The journalist is a non-executive director of social finance

The pandemic is stalked by a wicked twin. throughout the world, as covid-19 instances have surged, so also features domestic violence. from asia to brazil, from germany to greece, being closed down with an abusive companion or family member has made the challenges of coronavirus worse.

Calls to domestic abuse helplines, primarily from women, have actually rocketed, going up by a 3rd or higher in cyprus, singapore and elsewhere. in one city in hubei, the centre of pandemic in china, reports of domestic violence havedoubled, relating to a nearby news web site, while mps in britain unearthed that the initial three months of lockdown saw the highestnumberof killings of women of any 21-day duration in past times decade.

Coronavirus features revealed many faultlines in our societies. but domestic physical violence is an unacceptable horror which has been acknowledged for too long. globally, the unestimatesthat 243m females and women involving the many years of 15 and 49 had been put through sexual or assault by their particular partner previously 12 months, with 87,000 deliberately killed within the last few year on record. even before covid-19, two females per week passed away at the hands of an ongoing or former partner in uk, a statistic brought to life in individual tales and photographs on twitter bycounting dead women.

But there are indications the policy and on-the-ground reaction to domestic punishment is changing, with techniques that could provide real development in lowering it.

Many times, abusers excuse with their assault is that she made me get it done. and too often, the response happens to be to provide help for victims instead of deal with the behavior for the abusers. but the narrative is shifting from the reason why doesnt she leave? to why doesnt he end?, and there's growing evidence that interventions with perpetrators can deliver encouraging outcomes.
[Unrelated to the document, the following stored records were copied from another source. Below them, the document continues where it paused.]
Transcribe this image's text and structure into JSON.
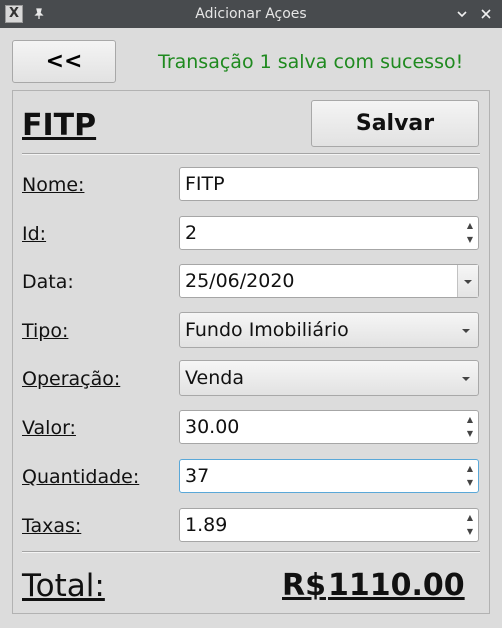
{
  "window": {
    "title": "Adicionar Açoes",
    "app_icon": "x-window-icon",
    "pin_icon": "pin-icon",
    "minimize_icon": "chevron-down-icon",
    "close_icon": "close-icon"
  },
  "toolbar": {
    "back_label": "<<",
    "status_message": "Transação 1 salva com sucesso!",
    "status_color": "#1f8a1f"
  },
  "form": {
    "stock_title": "FITP",
    "save_label": "Salvar",
    "fields": {
      "nome": {
        "label": "Nome:",
        "value": "FITP"
      },
      "id": {
        "label": "Id:",
        "value": "2"
      },
      "data": {
        "label": "Data:",
        "value": "25/06/2020"
      },
      "tipo": {
        "label": "Tipo:",
        "value": "Fundo Imobiliário"
      },
      "operacao": {
        "label": "Operação:",
        "value": "Venda"
      },
      "valor": {
        "label": "Valor:",
        "value": "30.00"
      },
      "quantidade": {
        "label": "Quantidade:",
        "value": "37"
      },
      "taxas": {
        "label": "Taxas:",
        "value": "1.89"
      }
    },
    "total": {
      "label": "Total:",
      "currency": "R$",
      "value": "1110.00"
    }
  }
}
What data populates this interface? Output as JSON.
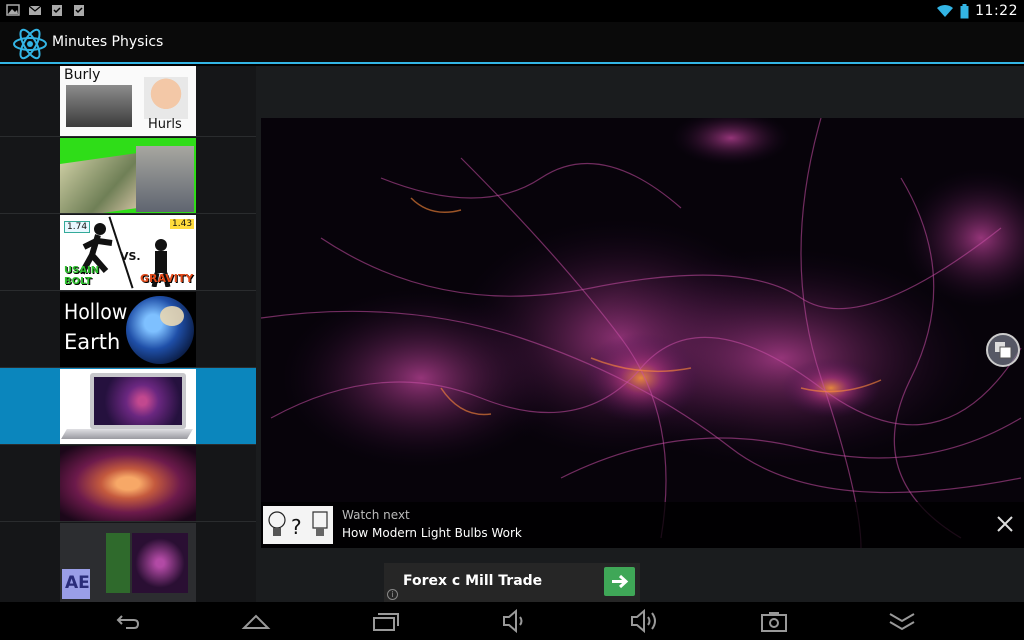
{
  "status_bar": {
    "time": "11:22",
    "left_icons": [
      "gallery-icon",
      "gmail-icon",
      "download-icon",
      "download-icon"
    ],
    "right_icons": [
      "wifi-icon",
      "battery-icon"
    ]
  },
  "action_bar": {
    "title": "Minutes Physics",
    "logo_icon": "atom-icon"
  },
  "video_list": {
    "items": [
      {
        "thumb_text_1": "Burly",
        "thumb_text_2": "Hurls",
        "selected": false
      },
      {
        "thumb_text_1": "",
        "thumb_text_2": "",
        "selected": false
      },
      {
        "thumb_text_1": "USAIN BOLT",
        "thumb_text_2": "GRAVITY",
        "thumb_badge_1": "1.74",
        "thumb_badge_2": "1.43",
        "thumb_vs": "VS.",
        "selected": false
      },
      {
        "thumb_text_1": "Hollow",
        "thumb_text_2": "Earth",
        "selected": false
      },
      {
        "thumb_text_1": "",
        "thumb_text_2": "",
        "selected": true
      },
      {
        "thumb_text_1": "",
        "thumb_text_2": "",
        "selected": false
      },
      {
        "thumb_text_1": "AE",
        "thumb_text_2": "",
        "selected": false
      }
    ]
  },
  "watch_next": {
    "label": "Watch next",
    "title": "How Modern Light Bulbs Work"
  },
  "ad": {
    "text": "Forex c Mill Trade",
    "info": "i"
  },
  "nav_bar": {
    "buttons": [
      "back-icon",
      "home-icon",
      "recent-apps-icon",
      "volume-down-icon",
      "volume-up-icon",
      "screenshot-icon",
      "menu-collapse-icon"
    ]
  },
  "colors": {
    "accent": "#33b5e5",
    "selected_row": "#0b86bd",
    "ad_button": "#3fa757"
  }
}
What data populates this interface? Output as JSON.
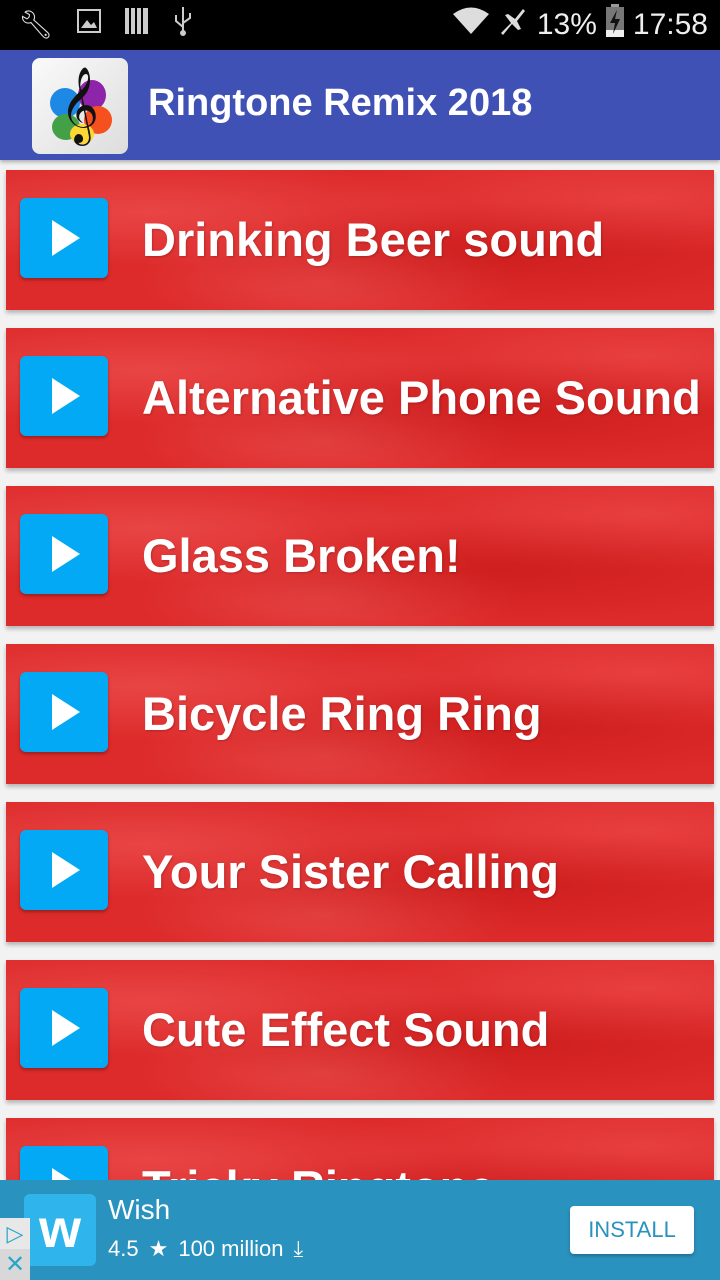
{
  "status_bar": {
    "left_icons": [
      "wrench-icon",
      "image-icon",
      "barcode-icon",
      "usb-icon"
    ],
    "wifi": "wifi-icon",
    "airplane": "airplane-icon",
    "battery_percent": "13%",
    "battery": "battery-charging-icon",
    "time": "17:58"
  },
  "app_bar": {
    "icon": "treble-clef-icon",
    "title": "Ringtone Remix 2018"
  },
  "list": {
    "items": [
      {
        "label": "Drinking Beer sound"
      },
      {
        "label": "Alternative Phone Sound"
      },
      {
        "label": "Glass Broken!"
      },
      {
        "label": "Bicycle Ring Ring"
      },
      {
        "label": "Your Sister Calling"
      },
      {
        "label": "Cute Effect Sound"
      },
      {
        "label": "Tricky Ringtone"
      }
    ]
  },
  "ad": {
    "app_name": "Wish",
    "logo_letter": "w",
    "rating": "4.5",
    "installs": "100 million",
    "install_label": "INSTALL",
    "adchoices_glyph": "▷",
    "close_glyph": "✕"
  },
  "colors": {
    "app_bar": "#3f51b5",
    "item_bg": "#dd2a2a",
    "play_button": "#03a9f4",
    "ad_bg": "#2a92bf"
  }
}
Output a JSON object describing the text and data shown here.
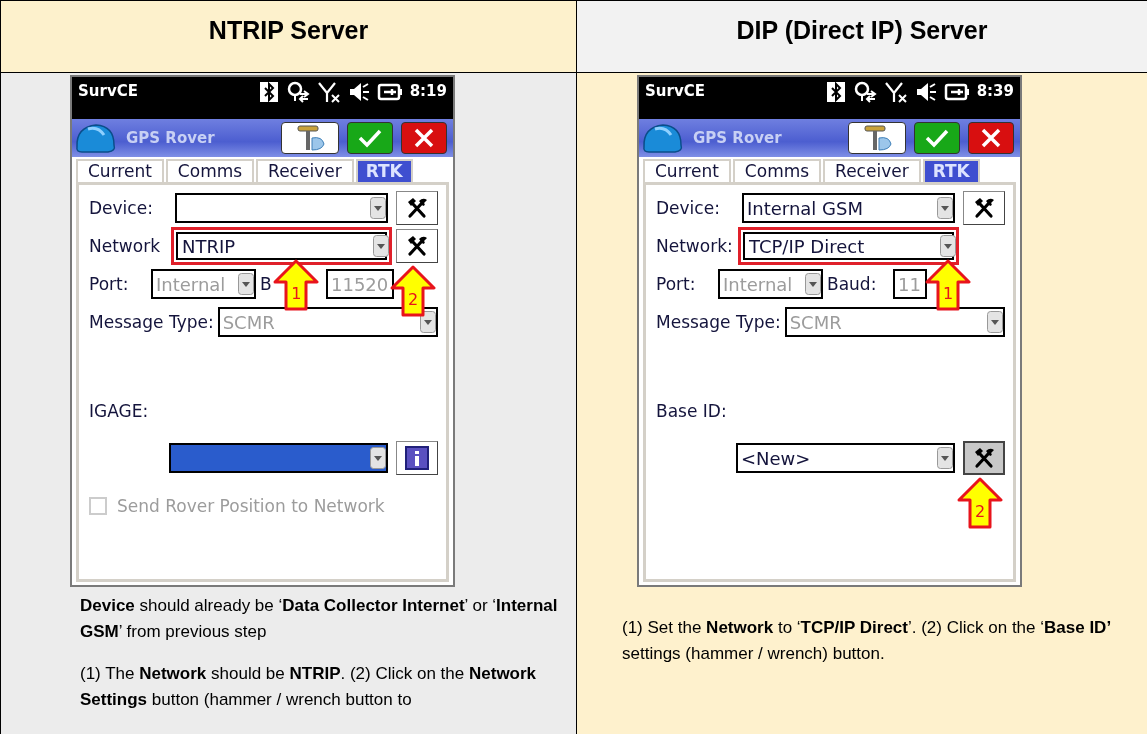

During covid-19, a judge in italyruledthat, in domestic physical violence instances, the abuser must keep the household house rather than the sufferer, and austria and germany have observed comparable rulings. within the uk, the domestic misuse costs is finally making its means through parliament. even though legislation cannot get so far as many charities desire it does not, as an example, completely cover migrant ladies it establishes an easy statutory concept of domestic violence, and contains received cross-party assistance. in china, a 2016 domestic physical violence law marked initially these types of punishment had been considered a crime.

Meanwhile, scholastic research is building in the effectiveness of intervention with a high damage, high risk and serial perpetrators. drive, a partnership betweenrespect,safelives, andsocial finance, is regarded as a range of programs throughout the british that really work with perpetrators. it is often piloted in three places in england and wales from 2016, and involves intensive case administration, working closely with sufferer services, law enforcement, probation, childrens personal services and housing, compound misuse and psychological state teams.

Evaluationof drive by the university of bristol this year discovered persuading evidence of its benefits: real misuse was cut by 82 % and sexual punishment by 88 per cent and there is a suffered reduction in perpetrators examined as posing a chance of murder or really serious harm.those using the most unfortunate assault and misuse in addition changed into biggest level, and this move in behaviour was preserved for over a-year after they finished the programme.

Providing research that these types of input provides outcomes is important to persuading policymakers and several doing work in the domestic punishment response sector who focus on survivors, that work with perpetrators is justified.

Academic researchand anecdotal research are both showing up in other places. although state assistance for projects marketing interventions is at an early on phase in areas like latin america compared to the us and europe, you will find effective programmes there also, notably in brazil and mexico.

Preventing physical violence makes sense, emotionally and virtually. analysis because of the charity safelives unearthed that a quarter of perpetrators in the united kingdom who cause really serious damage are repeat abusers and some have actually at least six victims. they are often prolific offenders much more typically, and programs like drive might have a confident impact on both their particular domestic misuse also transgressions. put savagely, intervening with perpetrators saves taxpayers money.

Programmes with perpetrators should not indicate a loss in concentrate on promoting survivors. it isn't an either/or choice. british chancellor rishi sunak in march revealed 10m for new methods like drive. for reasonably small cash, life may be saved and huge suffering prevented.